Electromagnetic field receptors (Ampullae of Lorenzini) and motion detecting canals in the head of a shark. The Ampullae of Lorenzini are the electroreceptor organs. They number in the hundreds to thousands. Sharks use the Ampullae of Lorenzini to detect the electromagnetic fields that all living things produce. This helps sharks (particularly the hammerhead shark) find prey. The shark has the greatest electrical sensitivity of any animal. Sharks find prey hidden in sand by detecting the electric fields they produce. Ocean currents moving in the magnetic field of the Earth also generate electric fields that sharks can use for orientation and possibly navigation.



Lateral lineThis system is found in most fish, including sharks. It detects motion or vibrations in water. The shark can sense frequencies in the range of 25 to 50 Hz.

Source

trynottodrown:

Shark Senses
 
Smell
Sharks have keen olfactory senses, located in the short duct (which is not fused, unlike bony fish) between the anterior and posterior nasal openings, with some species able to detect as little as one part per million of blood in seawater.They are more attracted to the chemicals found in the guts of many species, and as a result often linger near or in sewage outfalls. Some species, such as nurse sharks, have external barbels that greatly increase their ability to sense prey.

 Sight
Shark eyes are similar to the eyes of other vertebrates, including similar lenses,corneas and retinas, though their eyesight is well adapted to the marine environment with the help of a tissue called tapetum lucidum. This means that sharks can contract and dilate their pupils, like humans, something no teleost fish can do. This tissue is behind the retina and reflects light back to it, thereby increasing visibility in the dark waters. The effectiveness of the tissue varies, with some sharks having stronger nocturnal adaptations. Sharks have eyelids, but they do not blink because the surrounding water cleans their eyes. To protect their eyes some species have nictitating membranes. This membrane covers the eyes while hunting and when the shark is being attacked. However, some species, including the great white shark(Carcharodon carcharias), do not have this membrane, but instead roll their eyes backwards to protect them when striking prey. The importance of sight in shark hunting behavior is debated. Some believe that electro- and chemoreception are more significant, while others point to the nictating membrane as evidence that sight is important. Presumably, the shark would not protect its eyes were they unimportant. The use of sight probably varies with species and water conditions. The shark’s field of vision can swap between monocular and stereoscopic at any time.

Hearing
Although it is hard to test sharks’ hearing, they may have a sharp sense of hearing and can possibly hear prey many miles away. A small opening on each side of their heads (not the spiracle) leads directly into the inner ear through a thin channel. The lateral line shows a similar arrangement, and is open to the environment via a series of openings called lateral line pores.
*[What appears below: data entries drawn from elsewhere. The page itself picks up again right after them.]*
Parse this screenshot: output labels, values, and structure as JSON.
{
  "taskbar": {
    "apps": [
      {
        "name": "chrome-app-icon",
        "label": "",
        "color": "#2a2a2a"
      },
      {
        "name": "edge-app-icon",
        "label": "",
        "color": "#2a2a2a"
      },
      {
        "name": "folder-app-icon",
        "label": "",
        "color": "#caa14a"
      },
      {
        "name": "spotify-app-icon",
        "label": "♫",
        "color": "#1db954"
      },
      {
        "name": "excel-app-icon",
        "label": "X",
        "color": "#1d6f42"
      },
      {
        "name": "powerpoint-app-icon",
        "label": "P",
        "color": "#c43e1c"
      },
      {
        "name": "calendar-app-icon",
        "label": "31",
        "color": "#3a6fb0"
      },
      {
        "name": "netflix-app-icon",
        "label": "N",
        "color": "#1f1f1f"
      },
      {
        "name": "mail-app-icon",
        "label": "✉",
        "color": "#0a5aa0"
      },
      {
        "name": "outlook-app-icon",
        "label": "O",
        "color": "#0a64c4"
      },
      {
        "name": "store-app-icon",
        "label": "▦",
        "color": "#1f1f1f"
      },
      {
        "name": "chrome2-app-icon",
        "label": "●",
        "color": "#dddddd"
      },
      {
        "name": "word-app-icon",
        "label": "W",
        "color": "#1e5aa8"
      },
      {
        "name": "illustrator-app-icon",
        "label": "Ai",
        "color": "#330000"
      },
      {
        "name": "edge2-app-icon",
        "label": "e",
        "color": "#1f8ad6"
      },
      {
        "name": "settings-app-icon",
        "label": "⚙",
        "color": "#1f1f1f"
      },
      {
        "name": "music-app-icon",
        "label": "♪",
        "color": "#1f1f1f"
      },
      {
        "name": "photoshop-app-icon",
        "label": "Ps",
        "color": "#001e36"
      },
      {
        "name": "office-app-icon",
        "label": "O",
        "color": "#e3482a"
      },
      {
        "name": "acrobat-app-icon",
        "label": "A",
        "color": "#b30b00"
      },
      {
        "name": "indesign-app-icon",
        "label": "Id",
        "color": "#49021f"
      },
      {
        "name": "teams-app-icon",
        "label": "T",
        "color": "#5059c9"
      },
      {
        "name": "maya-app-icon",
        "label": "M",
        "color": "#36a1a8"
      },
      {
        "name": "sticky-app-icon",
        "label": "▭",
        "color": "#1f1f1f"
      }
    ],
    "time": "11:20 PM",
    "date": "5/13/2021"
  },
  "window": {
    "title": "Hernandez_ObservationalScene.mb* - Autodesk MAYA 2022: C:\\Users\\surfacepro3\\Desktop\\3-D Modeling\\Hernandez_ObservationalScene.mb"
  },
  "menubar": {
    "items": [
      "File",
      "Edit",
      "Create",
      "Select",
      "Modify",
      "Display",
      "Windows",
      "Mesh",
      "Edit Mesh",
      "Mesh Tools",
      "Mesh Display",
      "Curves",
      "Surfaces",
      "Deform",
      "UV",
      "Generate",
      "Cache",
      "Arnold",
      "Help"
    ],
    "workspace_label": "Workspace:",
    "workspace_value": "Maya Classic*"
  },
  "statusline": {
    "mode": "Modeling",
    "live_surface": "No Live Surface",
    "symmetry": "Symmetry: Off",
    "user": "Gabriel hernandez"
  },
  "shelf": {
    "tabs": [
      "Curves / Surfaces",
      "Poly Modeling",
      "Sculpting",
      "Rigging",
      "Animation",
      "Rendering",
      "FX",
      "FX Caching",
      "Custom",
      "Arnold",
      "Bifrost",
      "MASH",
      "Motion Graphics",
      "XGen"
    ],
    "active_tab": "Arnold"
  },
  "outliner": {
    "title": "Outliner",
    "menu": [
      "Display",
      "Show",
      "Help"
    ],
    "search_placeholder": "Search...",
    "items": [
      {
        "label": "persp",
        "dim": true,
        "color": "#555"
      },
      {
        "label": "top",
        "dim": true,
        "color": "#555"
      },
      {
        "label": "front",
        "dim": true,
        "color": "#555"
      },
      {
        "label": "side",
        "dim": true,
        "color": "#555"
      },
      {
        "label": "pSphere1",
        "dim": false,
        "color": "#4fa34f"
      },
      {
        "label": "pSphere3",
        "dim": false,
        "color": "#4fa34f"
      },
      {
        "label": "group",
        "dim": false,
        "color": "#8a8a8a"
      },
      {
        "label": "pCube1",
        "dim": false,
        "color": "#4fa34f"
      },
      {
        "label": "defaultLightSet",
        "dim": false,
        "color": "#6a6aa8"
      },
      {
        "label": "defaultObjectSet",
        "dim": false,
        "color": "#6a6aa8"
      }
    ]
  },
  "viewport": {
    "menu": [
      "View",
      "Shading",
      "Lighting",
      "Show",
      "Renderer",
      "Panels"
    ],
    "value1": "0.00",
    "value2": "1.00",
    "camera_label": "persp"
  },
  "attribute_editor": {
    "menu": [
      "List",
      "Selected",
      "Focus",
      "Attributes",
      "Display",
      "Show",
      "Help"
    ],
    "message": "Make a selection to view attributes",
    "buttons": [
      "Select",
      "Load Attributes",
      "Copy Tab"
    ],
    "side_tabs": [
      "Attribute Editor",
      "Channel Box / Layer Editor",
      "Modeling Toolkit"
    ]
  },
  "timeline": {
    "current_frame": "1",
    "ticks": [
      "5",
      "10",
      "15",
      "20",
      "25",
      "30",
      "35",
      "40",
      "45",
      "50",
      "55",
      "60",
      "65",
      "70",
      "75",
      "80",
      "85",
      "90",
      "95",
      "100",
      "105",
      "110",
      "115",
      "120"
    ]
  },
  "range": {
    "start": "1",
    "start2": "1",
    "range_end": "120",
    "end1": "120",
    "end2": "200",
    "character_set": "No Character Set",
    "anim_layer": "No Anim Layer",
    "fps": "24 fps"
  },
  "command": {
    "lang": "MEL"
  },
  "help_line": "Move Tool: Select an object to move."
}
This is a reminder of the common origin of these two vibration- and sound-detecting organs that are grouped together as the acoustico-lateralis system. In bony fish and tetrapods the external opening into the inner ear has been lost.

Electroreception
Drawing of shark head.
Electromagnetic field receptors (Ampullae of Lorenzini) and motion detecting canals in the head of a shark. The Ampullae of Lorenzini are the electroreceptor organs. They number in the hundreds to thousands. Sharks use the Ampullae of Lorenzini to detect the electromagnetic fields that all living things produce. This helps sharks (particularly the hammerhead shark) find prey. The shark has the greatest electrical sensitivity of any animal. Sharks find prey hidden in sand by detecting the electric fields they produce. Ocean currents moving in the magnetic field of the Earth also generate electric fields that sharks can use for orientation and possibly navigation.

Lateral line
This system is found in most fish, including sharks. It detects motion or vibrations in water. The shark can sense frequencies in the range of 25 to 50 Hz.
Source